09 October, 2019
Dr Chloe Pickup myth-busts about her role as trainee in old age psychiatry.
I am an ST5 in old age psychiatry. I’ve worked in inpatients and outpatients and I’m really excited, as this whole year I’ll be doing old age liaison in a large tertiary hospital.
How I got here
Everyone discovers their love of old age differently. Geriatrics had been my favourite placement in Foundation training – I’d relished how complicated the drugs and interactions became with older people, coupled with the pragmatic and important end-of-life discussions that were had.
Becoming a psych trainee I had mistakenly thought I would leave my medicine behind…. but no! My old age placement made me realise that the wealth of knowledge I had acquired about the kidneys, heart, liver and brain were not wasted. In fact, it was needed more than ever in old age.

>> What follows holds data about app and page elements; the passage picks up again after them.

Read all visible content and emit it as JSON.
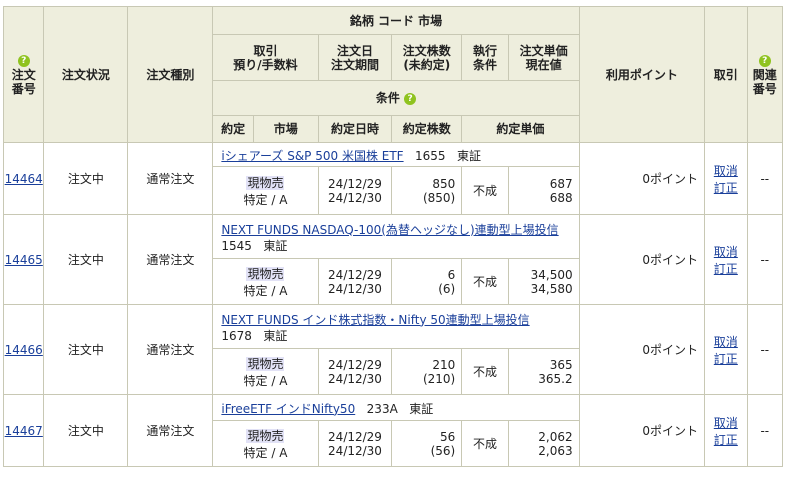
{
  "header": {
    "order_no": [
      "注文",
      "番号"
    ],
    "status": "注文状況",
    "type": "注文種別",
    "stock_code_market": "銘柄 コード 市場",
    "trade": [
      "取引",
      "預り/手数料"
    ],
    "order_date": [
      "注文日",
      "注文期間"
    ],
    "order_qty": [
      "注文株数",
      "(未約定)"
    ],
    "exec_cond": [
      "執行",
      "条件"
    ],
    "order_price": [
      "注文単価",
      "現在値"
    ],
    "condition": "条件",
    "contract": "約定",
    "market": "市場",
    "contract_dt": "約定日時",
    "contract_qty": "約定株数",
    "contract_price": "約定単価",
    "points": "利用ポイント",
    "torihiki": "取引",
    "related": [
      "関連",
      "番号"
    ],
    "help_icon": "question-circle-icon"
  },
  "orders": [
    {
      "no": "14464",
      "status": "注文中",
      "type": "通常注文",
      "name": "iシェアーズ S&P 500 米国株 ETF",
      "code": "1655",
      "market": "東証",
      "trade": "現物売",
      "account": "特定 / A",
      "date": "24/12/29",
      "period": "24/12/30",
      "qty": "850",
      "unfilled": "(850)",
      "cond": "不成",
      "price": "687",
      "current": "688",
      "points": "0ポイント",
      "cancel": "取消",
      "modify": "訂正",
      "related": "--"
    },
    {
      "no": "14465",
      "status": "注文中",
      "type": "通常注文",
      "name": "NEXT FUNDS NASDAQ-100(為替ヘッジなし)連動型上場投信",
      "code": "1545",
      "market": "東証",
      "trade": "現物売",
      "account": "特定 / A",
      "date": "24/12/29",
      "period": "24/12/30",
      "qty": "6",
      "unfilled": "(6)",
      "cond": "不成",
      "price": "34,500",
      "current": "34,580",
      "points": "0ポイント",
      "cancel": "取消",
      "modify": "訂正",
      "related": "--"
    },
    {
      "no": "14466",
      "status": "注文中",
      "type": "通常注文",
      "name": "NEXT FUNDS インド株式指数・Nifty 50連動型上場投信",
      "code": "1678",
      "market": "東証",
      "trade": "現物売",
      "account": "特定 / A",
      "date": "24/12/29",
      "period": "24/12/30",
      "qty": "210",
      "unfilled": "(210)",
      "cond": "不成",
      "price": "365",
      "current": "365.2",
      "points": "0ポイント",
      "cancel": "取消",
      "modify": "訂正",
      "related": "--"
    },
    {
      "no": "14467",
      "status": "注文中",
      "type": "通常注文",
      "name": "iFreeETF インドNifty50",
      "code": "233A",
      "market": "東証",
      "trade": "現物売",
      "account": "特定 / A",
      "date": "24/12/29",
      "period": "24/12/30",
      "qty": "56",
      "unfilled": "(56)",
      "cond": "不成",
      "price": "2,062",
      "current": "2,063",
      "points": "0ポイント",
      "cancel": "取消",
      "modify": "訂正",
      "related": "--"
    }
  ]
}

Life of an old age trainee
Our job in old age is only about 50% dementia – not that I don’t love working on it. It challenges me to be a more holistic doctor and I work constantly with other agencies and teams, which I appreciate, as we’re all on the same side: the patient’s.
After diagnosing dementia, I have to manage what happens next, and that is rarely simple. It’s so rewarding helping people when they are at their lowest, and old age psychiatrists like myself work so closely with families, social services and other care agencies to try to get the best for my patients.
I love working with other specialities and agencies – it has challenged me to be a better doctor and better understand people in the context of the real world we live in. Practitioners have to be aware of the circumstances people live and thrive in, and work with our patients, their families and expectations to find the best solution and outcomes for them.
The rest of my job is seeing patients who have all the same psychiatric disorders we see in other populations. They’re just older, so we have to better understand their bodies, medicines and interactions as well as the reality of a 90 year old taking 30 pills a day, which all have side effects. This often leads to truly frank and open discussions about extending life and the limits of all medicine.
I am constantly amazed by the lives of the patients I work with, their humour, their resilience and their capacity to grow and change, even into their 9th decade.
The next frontier
Going to conferences with neurologists and geriatricians – where the inflammatory theory of illnesses, including dementia and delirium, are debated at length – has shown me what a truly cutting-edge specialty old age is. The brain is the last frontier of the unknown and I am still in the early stages of my career with an exciting future ahead.